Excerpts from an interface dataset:
☆ ☆ ☆ ☆
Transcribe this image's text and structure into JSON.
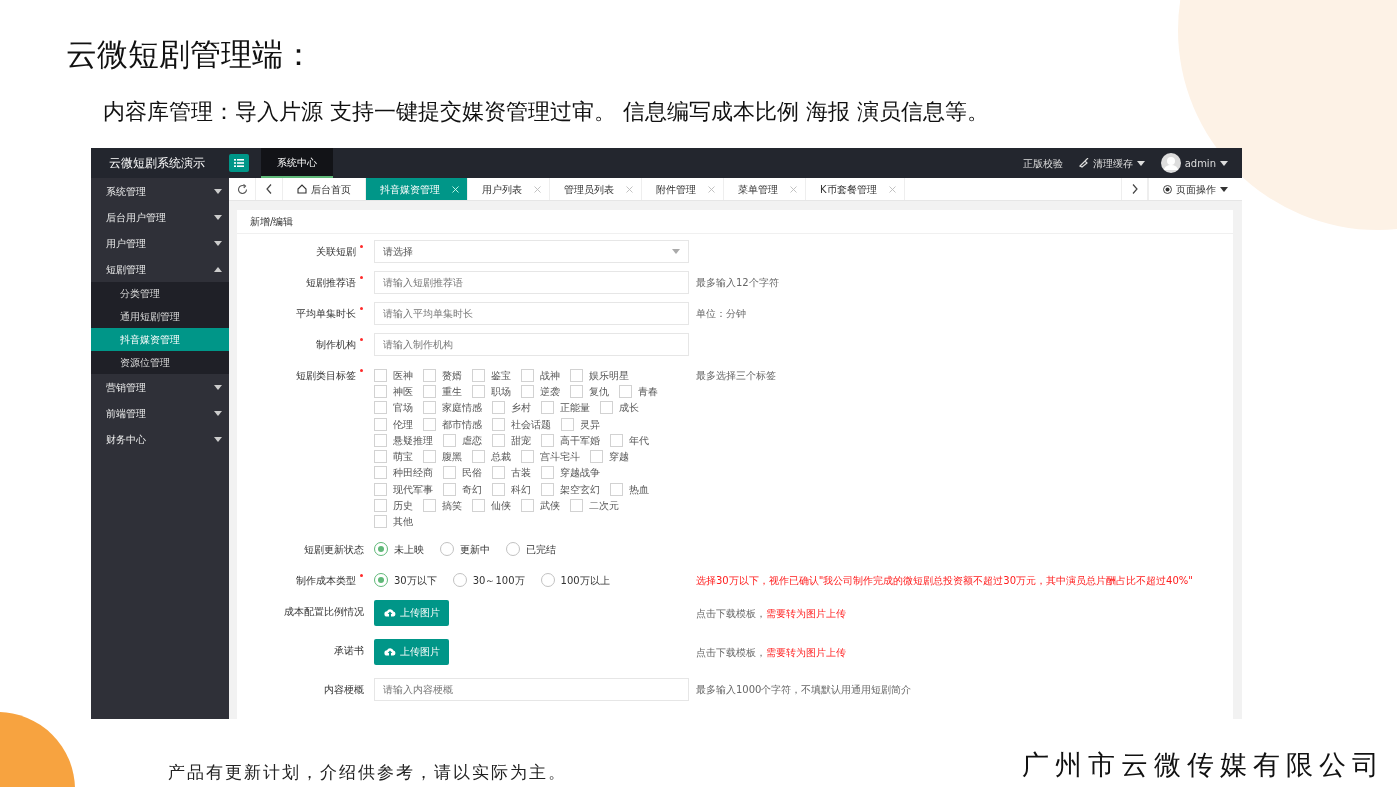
{
  "slide": {
    "title": "云微短剧管理端：",
    "subtitle": "内容库管理：导入片源 支持一键提交媒资管理过审。 信息编写成本比例 海报 演员信息等。",
    "footer_note": "产品有更新计划，介绍供参考，请以实际为主。",
    "company": "广州市云微传媒有限公司"
  },
  "app": {
    "brand": "云微短剧系统演示",
    "top_tabs": [
      {
        "label": "系统中心",
        "selected": true
      }
    ],
    "verify": "正版校验",
    "clear_cache": "清理缓存",
    "user": "admin"
  },
  "sidebar": [
    {
      "label": "系统管理",
      "expanded": false
    },
    {
      "label": "后台用户管理",
      "expanded": false
    },
    {
      "label": "用户管理",
      "expanded": false
    },
    {
      "label": "短剧管理",
      "expanded": true,
      "children": [
        {
          "label": "分类管理",
          "selected": false
        },
        {
          "label": "通用短剧管理",
          "selected": false
        },
        {
          "label": "抖音媒资管理",
          "selected": true
        },
        {
          "label": "资源位管理",
          "selected": false
        }
      ]
    },
    {
      "label": "营销管理",
      "expanded": false
    },
    {
      "label": "前端管理",
      "expanded": false
    },
    {
      "label": "财务中心",
      "expanded": false
    }
  ],
  "tabs": [
    {
      "kind": "home",
      "label": "后台首页",
      "selected": false
    },
    {
      "kind": "page",
      "label": "抖音媒资管理",
      "selected": true
    },
    {
      "kind": "page",
      "label": "用户列表",
      "selected": false
    },
    {
      "kind": "page",
      "label": "管理员列表",
      "selected": false
    },
    {
      "kind": "page",
      "label": "附件管理",
      "selected": false
    },
    {
      "kind": "page",
      "label": "菜单管理",
      "selected": false
    },
    {
      "kind": "page",
      "label": "K币套餐管理",
      "selected": false
    }
  ],
  "page_ops": "页面操作",
  "panel_title": "新增/编辑",
  "form": [
    {
      "kind": "select",
      "label": "关联短剧",
      "required": true,
      "placeholder": "请选择"
    },
    {
      "kind": "input",
      "label": "短剧推荐语",
      "required": true,
      "placeholder": "请输入短剧推荐语",
      "hint": "最多输入12个字符"
    },
    {
      "kind": "input",
      "label": "平均单集时长",
      "required": true,
      "placeholder": "请输入平均单集时长",
      "hint": "单位：分钟"
    },
    {
      "kind": "input",
      "label": "制作机构",
      "required": true,
      "placeholder": "请输入制作机构"
    },
    {
      "kind": "tags",
      "label": "短剧类目标签",
      "required": true,
      "hint": "最多选择三个标签",
      "rows": [
        [
          {
            "label": "医神",
            "checked": false
          },
          {
            "label": "赘婿",
            "checked": false
          },
          {
            "label": "鉴宝",
            "checked": false
          },
          {
            "label": "战神",
            "checked": false
          },
          {
            "label": "娱乐明星",
            "checked": false
          }
        ],
        [
          {
            "label": "神医",
            "checked": false
          },
          {
            "label": "重生",
            "checked": false
          },
          {
            "label": "职场",
            "checked": false
          },
          {
            "label": "逆袭",
            "checked": false
          },
          {
            "label": "复仇",
            "checked": false
          },
          {
            "label": "青春",
            "checked": false
          }
        ],
        [
          {
            "label": "官场",
            "checked": false
          },
          {
            "label": "家庭情感",
            "checked": false
          },
          {
            "label": "乡村",
            "checked": false
          },
          {
            "label": "正能量",
            "checked": false
          },
          {
            "label": "成长",
            "checked": false
          }
        ],
        [
          {
            "label": "伦理",
            "checked": false
          },
          {
            "label": "都市情感",
            "checked": false
          },
          {
            "label": "社会话题",
            "checked": false
          },
          {
            "label": "灵异",
            "checked": false
          }
        ],
        [
          {
            "label": "悬疑推理",
            "checked": false
          },
          {
            "label": "虐恋",
            "checked": false
          },
          {
            "label": "甜宠",
            "checked": false
          },
          {
            "label": "高干军婚",
            "checked": false
          },
          {
            "label": "年代",
            "checked": false
          }
        ],
        [
          {
            "label": "萌宝",
            "checked": false
          },
          {
            "label": "腹黑",
            "checked": false
          },
          {
            "label": "总裁",
            "checked": false
          },
          {
            "label": "宫斗宅斗",
            "checked": false
          },
          {
            "label": "穿越",
            "checked": false
          }
        ],
        [
          {
            "label": "种田经商",
            "checked": false
          },
          {
            "label": "民俗",
            "checked": false
          },
          {
            "label": "古装",
            "checked": false
          },
          {
            "label": "穿越战争",
            "checked": false
          }
        ],
        [
          {
            "label": "现代军事",
            "checked": false
          },
          {
            "label": "奇幻",
            "checked": false
          },
          {
            "label": "科幻",
            "checked": false
          },
          {
            "label": "架空玄幻",
            "checked": false
          },
          {
            "label": "热血",
            "checked": false
          }
        ],
        [
          {
            "label": "历史",
            "checked": false
          },
          {
            "label": "搞笑",
            "checked": false
          },
          {
            "label": "仙侠",
            "checked": false
          },
          {
            "label": "武侠",
            "checked": false
          },
          {
            "label": "二次元",
            "checked": false
          }
        ],
        [
          {
            "label": "其他",
            "checked": false
          }
        ]
      ]
    },
    {
      "kind": "radio",
      "label": "短剧更新状态",
      "required": false,
      "options": [
        {
          "label": "未上映",
          "selected": true
        },
        {
          "label": "更新中",
          "selected": false
        },
        {
          "label": "已完结",
          "selected": false
        }
      ]
    },
    {
      "kind": "radio",
      "label": "制作成本类型",
      "required": true,
      "options": [
        {
          "label": "30万以下",
          "selected": true
        },
        {
          "label": "30～100万",
          "selected": false
        },
        {
          "label": "100万以上",
          "selected": false
        }
      ],
      "alert": "选择30万以下，视作已确认\"我公司制作完成的微短剧总投资额不超过30万元，其中演员总片酬占比不超过40%\""
    },
    {
      "kind": "upload",
      "label": "成本配置比例情况",
      "required": false,
      "button": "上传图片",
      "hint": "点击下载模板，",
      "alert": "需要转为图片上传"
    },
    {
      "kind": "upload",
      "label": "承诺书",
      "required": false,
      "button": "上传图片",
      "hint": "点击下载模板，",
      "alert": "需要转为图片上传"
    },
    {
      "kind": "input",
      "label": "内容梗概",
      "required": false,
      "placeholder": "请输入内容梗概",
      "hint": "最多输入1000个字符，不填默认用通用短剧简介"
    }
  ]
}
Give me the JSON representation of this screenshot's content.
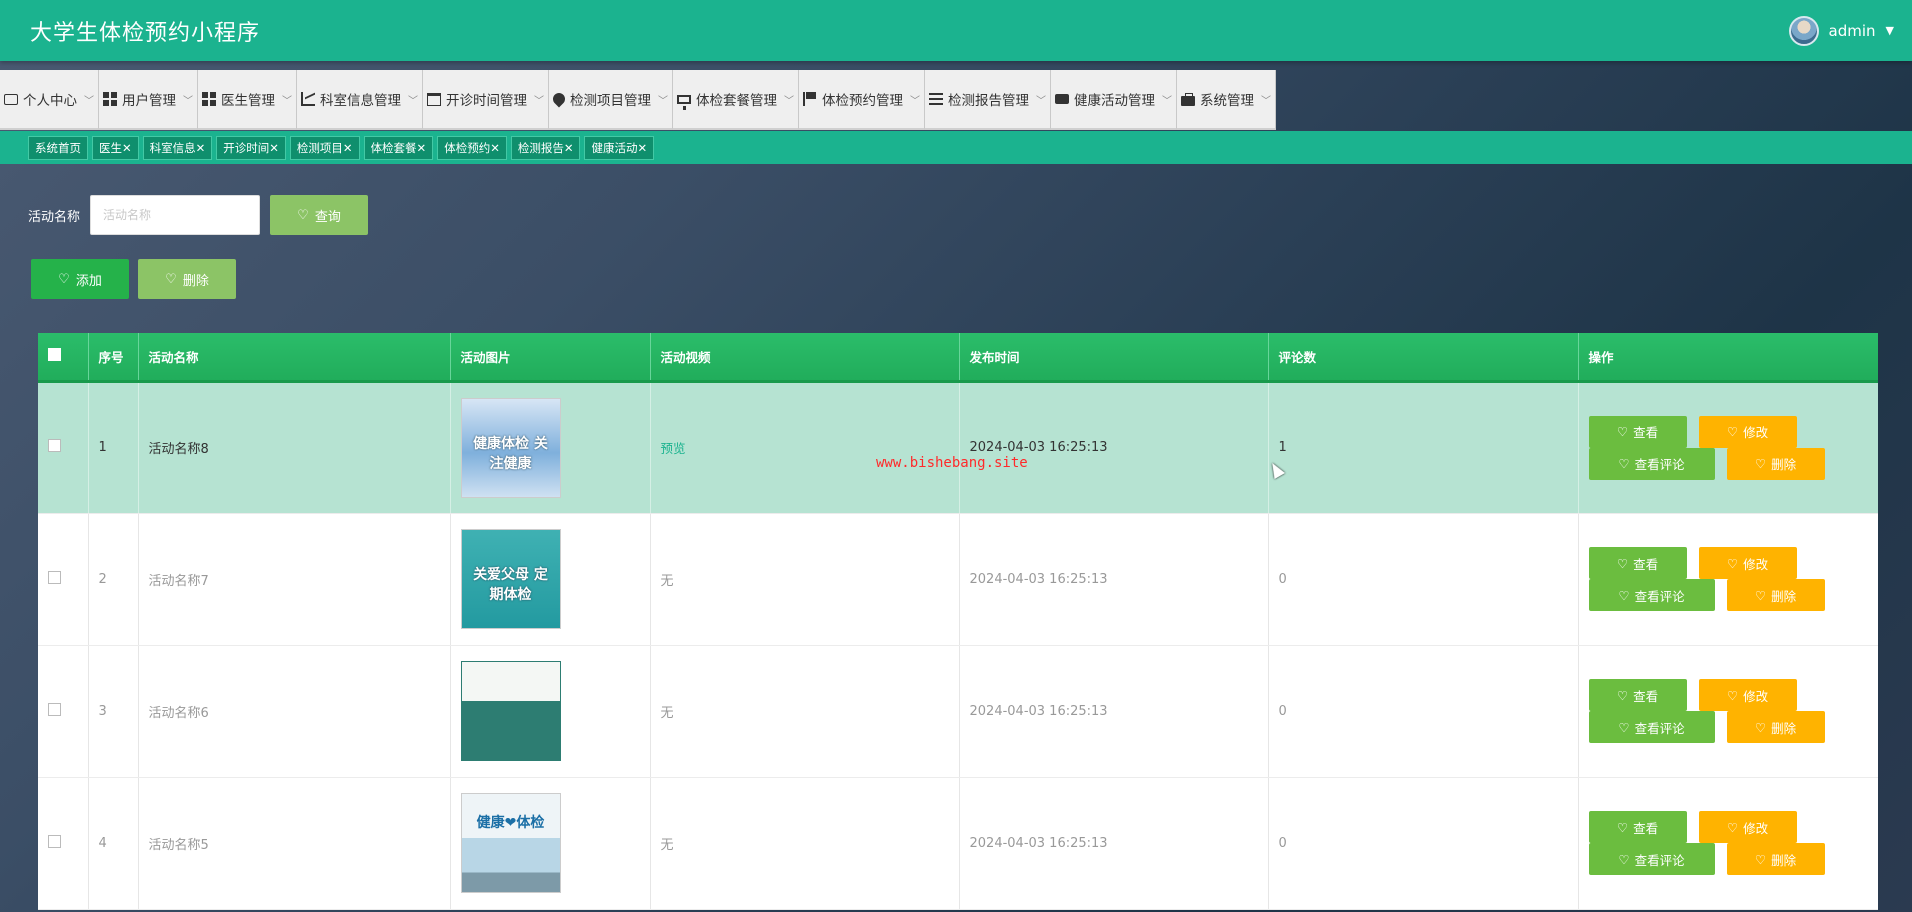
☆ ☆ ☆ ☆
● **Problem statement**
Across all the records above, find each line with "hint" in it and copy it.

● **Output below**
      "hint": "最多输入12个字符"
      "hint": "单位：分钟"
      "hint": "最多选择三个标签",
      "hint": "点击下载模板，",
      "hint": "点击下载模板，",
      "hint": "最多输入1000个字符，不填默认用通用短剧简介"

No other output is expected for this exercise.